**YOUR OBJECTIVE**
Write out the whole listing exactly as it stands.

**PROVIDED MATERIAL**
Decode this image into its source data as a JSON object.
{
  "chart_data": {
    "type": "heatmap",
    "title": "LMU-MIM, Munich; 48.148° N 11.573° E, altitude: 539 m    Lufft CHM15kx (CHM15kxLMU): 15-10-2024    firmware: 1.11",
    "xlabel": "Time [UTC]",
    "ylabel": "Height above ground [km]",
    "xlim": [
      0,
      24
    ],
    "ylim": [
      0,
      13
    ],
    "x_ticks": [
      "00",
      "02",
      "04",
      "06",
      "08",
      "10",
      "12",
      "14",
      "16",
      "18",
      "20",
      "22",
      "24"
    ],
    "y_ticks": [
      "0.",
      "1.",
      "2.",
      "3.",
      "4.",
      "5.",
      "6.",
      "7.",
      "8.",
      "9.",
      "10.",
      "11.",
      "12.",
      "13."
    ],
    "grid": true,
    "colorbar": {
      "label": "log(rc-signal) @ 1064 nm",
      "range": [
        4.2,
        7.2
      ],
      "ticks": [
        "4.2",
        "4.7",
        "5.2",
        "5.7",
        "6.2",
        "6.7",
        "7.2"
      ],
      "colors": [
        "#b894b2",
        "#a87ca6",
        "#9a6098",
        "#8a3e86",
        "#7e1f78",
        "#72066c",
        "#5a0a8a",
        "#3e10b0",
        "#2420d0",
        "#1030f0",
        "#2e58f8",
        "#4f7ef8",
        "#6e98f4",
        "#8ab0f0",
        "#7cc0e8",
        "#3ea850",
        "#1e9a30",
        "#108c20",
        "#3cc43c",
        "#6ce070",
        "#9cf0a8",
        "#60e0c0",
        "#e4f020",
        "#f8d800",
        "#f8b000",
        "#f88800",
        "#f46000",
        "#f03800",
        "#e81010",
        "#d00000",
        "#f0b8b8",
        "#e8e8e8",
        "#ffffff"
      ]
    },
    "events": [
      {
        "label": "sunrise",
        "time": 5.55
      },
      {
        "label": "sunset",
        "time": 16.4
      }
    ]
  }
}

**SOLUTION**
Decode this image into its source data as a JSON object.
{
  "chart_data": {
    "type": "heatmap",
    "title": "LMU-MIM, Munich; 48.148° N 11.573° E, altitude: 539 m    Lufft CHM15kx (CHM15kxLMU): 15-10-2024    firmware: 1.11",
    "xlabel": "Time [UTC]",
    "ylabel": "Height above ground [km]",
    "xlim": [
      0,
      24
    ],
    "ylim": [
      0,
      13
    ],
    "x_ticks": [
      "00",
      "02",
      "04",
      "06",
      "08",
      "10",
      "12",
      "14",
      "16",
      "18",
      "20",
      "22",
      "24"
    ],
    "y_ticks": [
      "0.",
      "1.",
      "2.",
      "3.",
      "4.",
      "5.",
      "6.",
      "7.",
      "8.",
      "9.",
      "10.",
      "11.",
      "12.",
      "13."
    ],
    "grid": true,
    "colorbar": {
      "label": "log(rc-signal) @ 1064 nm",
      "range": [
        4.2,
        7.2
      ],
      "ticks": [
        "4.2",
        "4.7",
        "5.2",
        "5.7",
        "6.2",
        "6.7",
        "7.2"
      ],
      "colors": [
        "#b894b2",
        "#a87ca6",
        "#9a6098",
        "#8a3e86",
        "#7e1f78",
        "#72066c",
        "#5a0a8a",
        "#3e10b0",
        "#2420d0",
        "#1030f0",
        "#2e58f8",
        "#4f7ef8",
        "#6e98f4",
        "#8ab0f0",
        "#7cc0e8",
        "#3ea850",
        "#1e9a30",
        "#108c20",
        "#3cc43c",
        "#6ce070",
        "#9cf0a8",
        "#60e0c0",
        "#e4f020",
        "#f8d800",
        "#f8b000",
        "#f88800",
        "#f46000",
        "#f03800",
        "#e81010",
        "#d00000",
        "#f0b8b8",
        "#e8e8e8",
        "#ffffff"
      ]
    },
    "events": [
      {
        "label": "sunrise",
        "time": 5.55
      },
      {
        "label": "sunset",
        "time": 16.4
      }
    ]
  }
}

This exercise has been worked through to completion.